To distribute driverless cars, customers request a car the usual way, with the Uber app, and then are matched up at random  with a driverless car. These rides are free for now, and experts predict that in the long run, these cars will significantly decrease the per-mile cost of driving.

Recently, Uber has expanded its car testing to San Francisco. A handful of cars equipped with advanced driver safety and self-driving technology are now being tested in the Bay Area, an Uber spokesperson told TechCrunch.

Unlike Google and Tesla, Uber will not manufacture their own autonomous cars. Instead, it is partnering with car manufacturers, starting with Volvo. It has also acquired Otto, a small driverless truck startup which has technology that will help improve Uber car capabilities.

However, Uber still has a lot of competition in the industry.

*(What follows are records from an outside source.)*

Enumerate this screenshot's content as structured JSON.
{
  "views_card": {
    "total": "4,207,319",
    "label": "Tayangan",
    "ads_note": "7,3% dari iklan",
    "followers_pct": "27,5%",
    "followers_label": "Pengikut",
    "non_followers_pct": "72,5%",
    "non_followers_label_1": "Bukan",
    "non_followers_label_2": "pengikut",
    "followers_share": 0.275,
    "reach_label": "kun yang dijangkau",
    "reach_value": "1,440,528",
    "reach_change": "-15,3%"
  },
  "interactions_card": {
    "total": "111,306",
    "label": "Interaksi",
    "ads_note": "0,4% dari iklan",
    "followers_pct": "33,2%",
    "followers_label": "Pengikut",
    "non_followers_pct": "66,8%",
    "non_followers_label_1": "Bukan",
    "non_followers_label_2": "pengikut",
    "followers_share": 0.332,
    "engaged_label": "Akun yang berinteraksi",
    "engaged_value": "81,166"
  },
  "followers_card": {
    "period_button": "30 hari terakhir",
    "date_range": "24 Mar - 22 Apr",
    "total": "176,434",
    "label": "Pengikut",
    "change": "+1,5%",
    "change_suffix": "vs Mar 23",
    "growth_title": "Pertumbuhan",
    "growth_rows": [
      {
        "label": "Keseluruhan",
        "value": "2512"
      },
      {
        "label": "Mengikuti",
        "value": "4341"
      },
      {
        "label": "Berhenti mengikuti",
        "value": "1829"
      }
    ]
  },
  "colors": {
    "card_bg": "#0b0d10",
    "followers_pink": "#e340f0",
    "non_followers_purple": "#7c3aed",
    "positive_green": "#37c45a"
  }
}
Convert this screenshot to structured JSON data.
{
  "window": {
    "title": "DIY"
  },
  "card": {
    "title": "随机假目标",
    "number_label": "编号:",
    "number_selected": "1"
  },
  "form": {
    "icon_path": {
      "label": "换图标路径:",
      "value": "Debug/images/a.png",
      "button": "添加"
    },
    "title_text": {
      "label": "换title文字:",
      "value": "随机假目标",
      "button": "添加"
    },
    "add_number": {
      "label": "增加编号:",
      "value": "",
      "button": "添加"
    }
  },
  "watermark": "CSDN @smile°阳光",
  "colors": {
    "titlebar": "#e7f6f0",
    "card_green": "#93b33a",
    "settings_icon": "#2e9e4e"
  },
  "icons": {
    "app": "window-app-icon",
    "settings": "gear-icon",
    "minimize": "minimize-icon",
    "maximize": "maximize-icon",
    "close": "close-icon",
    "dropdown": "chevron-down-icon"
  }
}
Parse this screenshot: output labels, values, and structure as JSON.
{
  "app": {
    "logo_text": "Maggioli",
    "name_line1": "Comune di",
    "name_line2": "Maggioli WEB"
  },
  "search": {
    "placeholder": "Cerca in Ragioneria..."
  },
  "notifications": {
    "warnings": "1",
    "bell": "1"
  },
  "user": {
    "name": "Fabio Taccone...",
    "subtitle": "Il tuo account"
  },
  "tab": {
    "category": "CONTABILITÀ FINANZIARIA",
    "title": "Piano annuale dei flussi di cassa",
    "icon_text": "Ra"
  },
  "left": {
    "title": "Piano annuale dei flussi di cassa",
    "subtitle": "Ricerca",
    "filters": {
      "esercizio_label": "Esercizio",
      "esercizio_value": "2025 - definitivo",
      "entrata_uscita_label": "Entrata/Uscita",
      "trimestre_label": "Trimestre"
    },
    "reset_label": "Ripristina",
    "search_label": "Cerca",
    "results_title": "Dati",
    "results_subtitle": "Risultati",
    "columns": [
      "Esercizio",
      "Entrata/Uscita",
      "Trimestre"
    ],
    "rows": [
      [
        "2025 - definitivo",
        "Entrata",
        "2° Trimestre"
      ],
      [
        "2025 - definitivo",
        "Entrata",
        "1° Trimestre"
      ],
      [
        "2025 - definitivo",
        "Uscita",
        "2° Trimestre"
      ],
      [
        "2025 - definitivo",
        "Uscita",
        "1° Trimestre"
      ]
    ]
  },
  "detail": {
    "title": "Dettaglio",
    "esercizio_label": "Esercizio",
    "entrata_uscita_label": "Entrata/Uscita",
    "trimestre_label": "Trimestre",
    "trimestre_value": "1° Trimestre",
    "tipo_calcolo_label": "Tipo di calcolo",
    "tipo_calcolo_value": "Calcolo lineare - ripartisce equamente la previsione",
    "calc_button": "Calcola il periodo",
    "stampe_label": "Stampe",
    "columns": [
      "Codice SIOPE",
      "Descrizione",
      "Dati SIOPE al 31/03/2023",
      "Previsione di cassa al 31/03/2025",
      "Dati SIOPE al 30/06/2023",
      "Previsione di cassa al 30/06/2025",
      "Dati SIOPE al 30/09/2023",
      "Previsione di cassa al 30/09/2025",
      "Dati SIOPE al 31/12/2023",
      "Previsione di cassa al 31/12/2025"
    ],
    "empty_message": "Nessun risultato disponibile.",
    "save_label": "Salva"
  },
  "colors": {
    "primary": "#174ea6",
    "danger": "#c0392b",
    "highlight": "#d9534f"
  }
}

Alphabet, a Google-based car company, has been working on autonomous car technology for more  than seven years now. It recently hit the milestone of having driven a total of two million miles on public roads.

“That’s a collective 300 years of driving,” an Alphabet spokeswoman said, “during which the cars have navigated hundreds of millions of interactions with vehicles, pedestrians, and cyclists.”

Google has made many advancements since it began the testing. The technology can now recognize pedestrians and cyclists, detect hundreds of objects simultaneously and even read hand gestures.

Lyft, Uber’s long-standing ridesharing rival, will be testing Chevrolet Bolt self-driving taxis early next year. The plan was hatched when General Motors Co. invested $500 million in Lyft to develop these electric cars.

Ethics is a major issue of self-driving cars. These vehicles are essentially programmed to kill, since in an accident they have to decide who is harmed — the passenger or people in other cars. “One of the questions that comes up in class discussions is whether, as a driver, you should be able to program a degree of selfishness, making the car save the driver and passengers rather than people outside the car,” said Ken Shotts, a professor of political economics at Stanford

Overall, the industry will only continue to grow and benefit society. Researchers have shown that computerized drivers may reduce  the amount of lives lost in traffic accidents, which kill 1.3 million people per year. They may also free up the 20 percent more space in cities that are currently used to park the billions of cars in the world, and save trillions of dollars each year by cutting congestion.